Before I jump into Curves, I feel quite sure many of you will want to read a few more quilt stories in a wonderful blog post by Krista Moser. Last week I shared the stories of a few quilts I saw at a recent show (click here for that post). Afterwards I received an email from Karen linking me to an article entitled “Who’s that Girl” (thanks Karen!). In it Krista has photos of some amazing historical quilts and a bit about their makers. Please click here to read the stories in Krista’s post.
And now watch out, there are
This was the “big” challenge theme in our ThreadBenders group this year, and here are the rules:
“Each participant may use any technique they desire to construct a 36″ x 36″ square quilt with abstract curves and NO straight lines. The quilting may include straight lines, and striped fabrics are ok.
Quilt shouldn’t represent an object or scene – strictly abstract.
Any fabrics/colors may be used. Plus – we will each purchase a yard of the same green fabric. This fabric must be used as a 1/2″ finished binding on the front of the quilt. Some of the lime green fabric must be used in the quilt itself also. The amount is up to the artist.“

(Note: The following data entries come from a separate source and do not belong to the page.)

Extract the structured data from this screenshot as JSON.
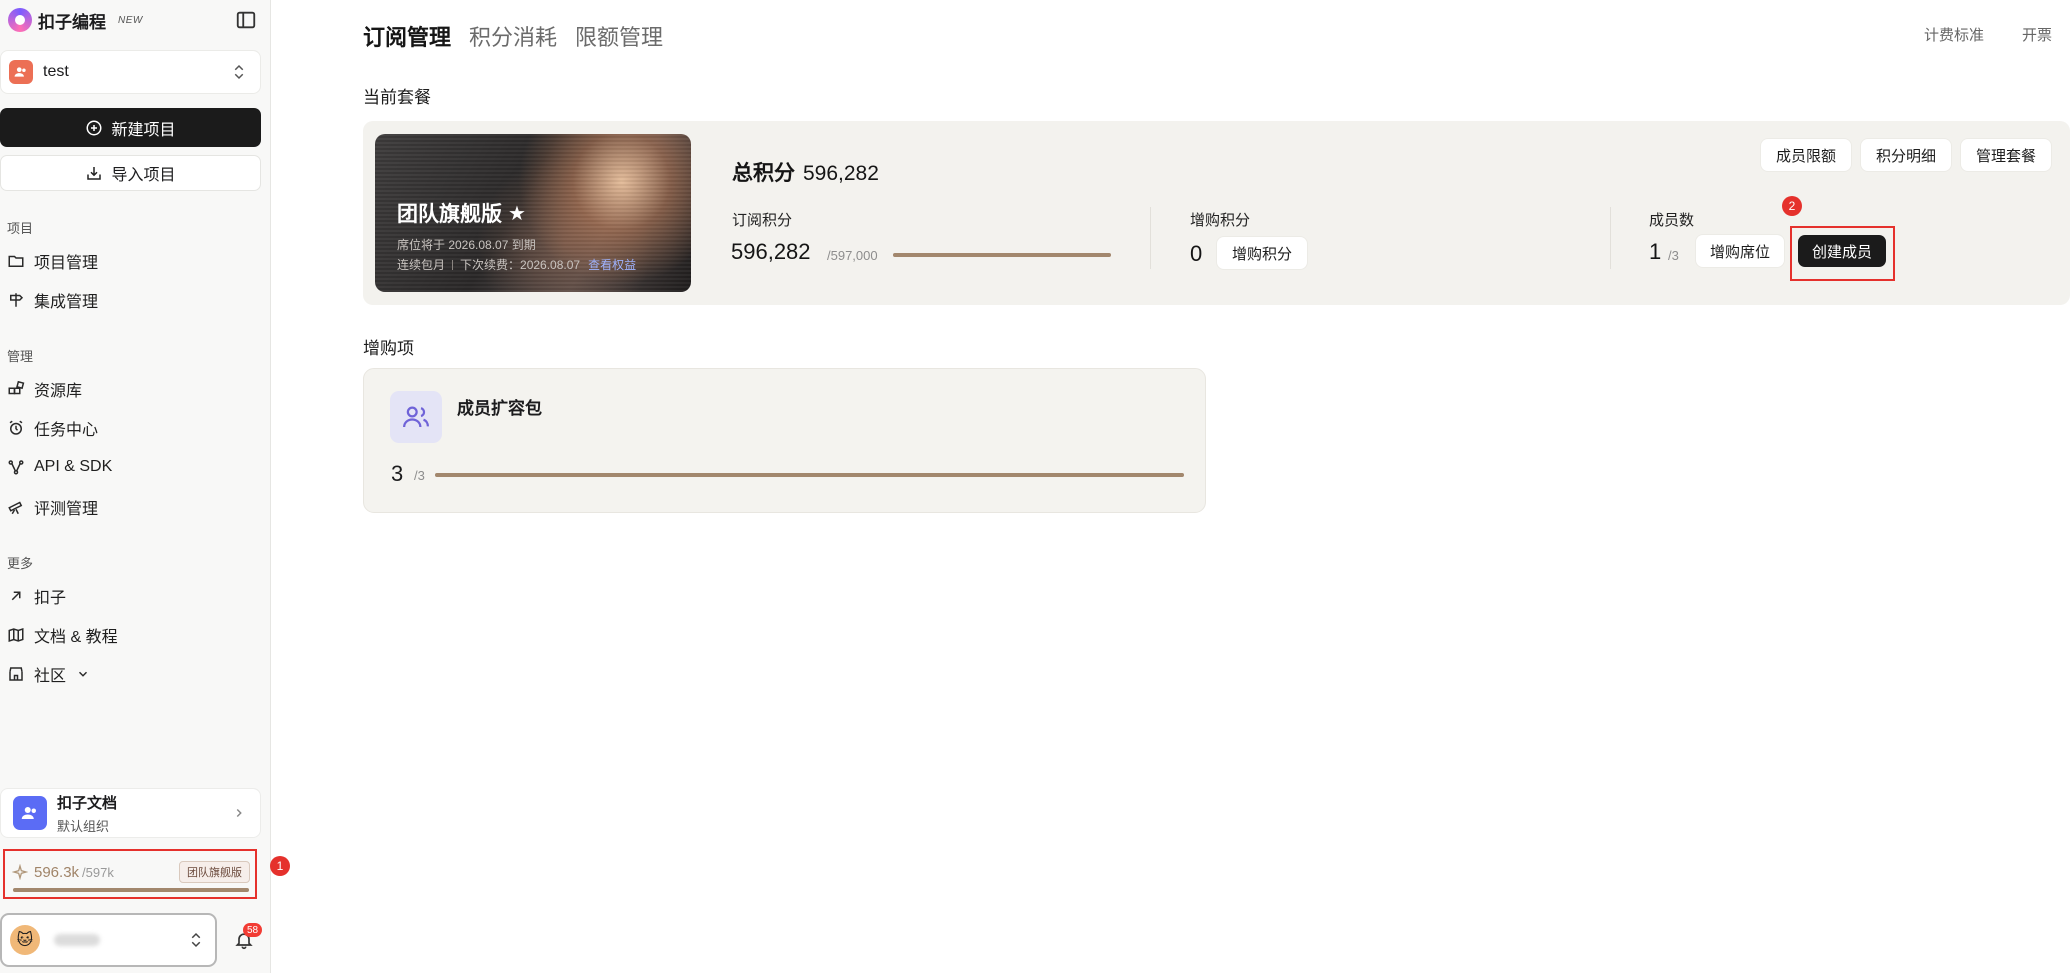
{
  "brand": {
    "name": "扣子编程",
    "badge": "NEW"
  },
  "workspace": {
    "name": "test"
  },
  "sidebar": {
    "new_project": "新建项目",
    "import_project": "导入项目",
    "sections": [
      {
        "title": "项目",
        "items": [
          {
            "label": "项目管理",
            "icon": "folder-icon"
          },
          {
            "label": "集成管理",
            "icon": "signpost-icon"
          }
        ]
      },
      {
        "title": "管理",
        "items": [
          {
            "label": "资源库",
            "icon": "blocks-icon"
          },
          {
            "label": "任务中心",
            "icon": "alarm-clock-icon"
          },
          {
            "label": "API & SDK",
            "icon": "nodes-icon"
          },
          {
            "label": "评测管理",
            "icon": "telescope-icon"
          }
        ]
      },
      {
        "title": "更多",
        "items": [
          {
            "label": "扣子",
            "icon": "arrow-up-right-icon"
          },
          {
            "label": "文档 & 教程",
            "icon": "map-icon"
          },
          {
            "label": "社区",
            "icon": "store-icon"
          }
        ]
      }
    ],
    "doc_card": {
      "title": "扣子文档",
      "subtitle": "默认组织"
    },
    "credits": {
      "value": "596.3k",
      "total": "/597k",
      "badge": "团队旗舰版",
      "progress": 0.9987
    },
    "notifications": {
      "count": "58"
    }
  },
  "annotations": {
    "one": "1",
    "two": "2"
  },
  "tabs": [
    "订阅管理",
    "积分消耗",
    "限额管理"
  ],
  "top_links": [
    "计费标准",
    "开票"
  ],
  "current_plan": {
    "section_title": "当前套餐",
    "plan_name": "团队旗舰版",
    "expire_text": "席位将于 2026.08.07 到期",
    "renew_mode": "连续包月",
    "next_renew": "下次续费：2026.08.07",
    "view_benefits": "查看权益",
    "total_label": "总积分",
    "total_value": "596,282",
    "subscription": {
      "label": "订阅积分",
      "value": "596,282",
      "of": "/597,000",
      "progress": 0.9988
    },
    "purchased": {
      "label": "增购积分",
      "value": "0",
      "button": "增购积分"
    },
    "members": {
      "label": "成员数",
      "value": "1",
      "of": "/3",
      "buy_seat": "增购席位",
      "create": "创建成员"
    },
    "actions": [
      "成员限额",
      "积分明细",
      "管理套餐"
    ]
  },
  "addons": {
    "section_title": "增购项",
    "item": {
      "title": "成员扩容包",
      "value": "3",
      "of": "/3",
      "progress": 1.0
    }
  },
  "colors": {
    "accent_brown": "#a2876d",
    "annotation_red": "#e5312c",
    "primary_dark": "#1b1b1b"
  }
}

We had our big reveal meeting recently and the quilts are delightful! I’m so impressed with this group. We are fairly new and most of those who joined 7 years ago were not even sure if they were art quilters. But, with our big win at AQS Grand Rapids last year, we’ve come a long way – and we’re having fun too!
To visit our site and see all the Curves Ahead quilts please click here.
As usual, I’d like to share my quilt, and the journey it took me on. I started by coming up with a color palette ~ Citrus Splash seemed like a good choice considering the binding had to be lime green. So I dug through my stash for oranges and yellows to join the fun.
Next, I did a web search and found an image that was very curvy, and very joyful. I purchased the rights to use the image as my inspiration, and I was off and running:
I simplified a few of the curves and knew I was going to remove a bunch of circles. Then I had the entire pattern printed out at 36″ x 36″.
As I often do, I chose my repliqué technique to do the hard work. I pinned the white background fabric to the back of my pattern and stitched down the center of a few of the heavy black curves to anchor the background to the pattern. Then I placed the wrong side of the appropriate citrus colored fabric in place on the right side of the background, pinned it in place, and straight stitched along both sides of that black area.
Next I flipped it over and trimmed away the excess fabric.
And satin stitched over the raw edges.
That was fun. But how to make all those circles? I certainly wasn’t going to satin stitch around each one. Time to pull out the Scan and Cut™ and fuse some fabric pieces, wrong sides together. My circles ranged from 3/8″ to 3″, and it was a blast playing with this great tool.
Since the circles were backed, it would be pretty simple to stitch them onto a finished base quilt. So I quilted the whole thing in the background with long curving lines. I like to do what I call “airplane” quilting on these types of lines. Please let me explain. I prefer to do long lines like these with a walking foot and feed dogs. The problem is I tend to want to position my hands close to the needle and try to show the machine how to do it. This seldom works well and puckers are the result. Instead I’ve discovered that if I sit back and grasp the quilt out and to the sides, allowing the feed dogs to do what they’re good at, I get much better results.
Once quilted the required green binding went on.
Now, what design would be best for anchoring all 86 circles in place? I made a small sample and tried out an asterisk, a spiral, and a 5 petaled posey. My granddaughter Hanna said the posey made it look like a citrus fruit cut in half. It was also the most fun to stitch (even the 3/8″ ones), so that design won.
I pinned the circles wherever I felt like it, and finally decided when enough was enough.
Once they were stitched in place ~ the quilt was done!
The entire challenge is a delight for the eyes. If you haven’t visited the ThreadBenders site yet, I’ll repeat the link: click here.
Plus… our curvy quilts will be exhibited at the Crazy Quilters Quilt Guild Show on April 1st & 2nd in Mukwonago, WI. For all the details click here!
Mary Margaret Wacker says
Beautiful! I made something similar a couple years ago but tried to iron on/glue on the circles and trust that the quilting would keep them in place. Mixed success but I loved how it looked!
Karen Moore says
So happy they are going to be at our quilt show!! Looking forward to seeing all of them.
Judy Barrie says
Wow loved them all. I don’t think I could pick a favorite
judy raddatz says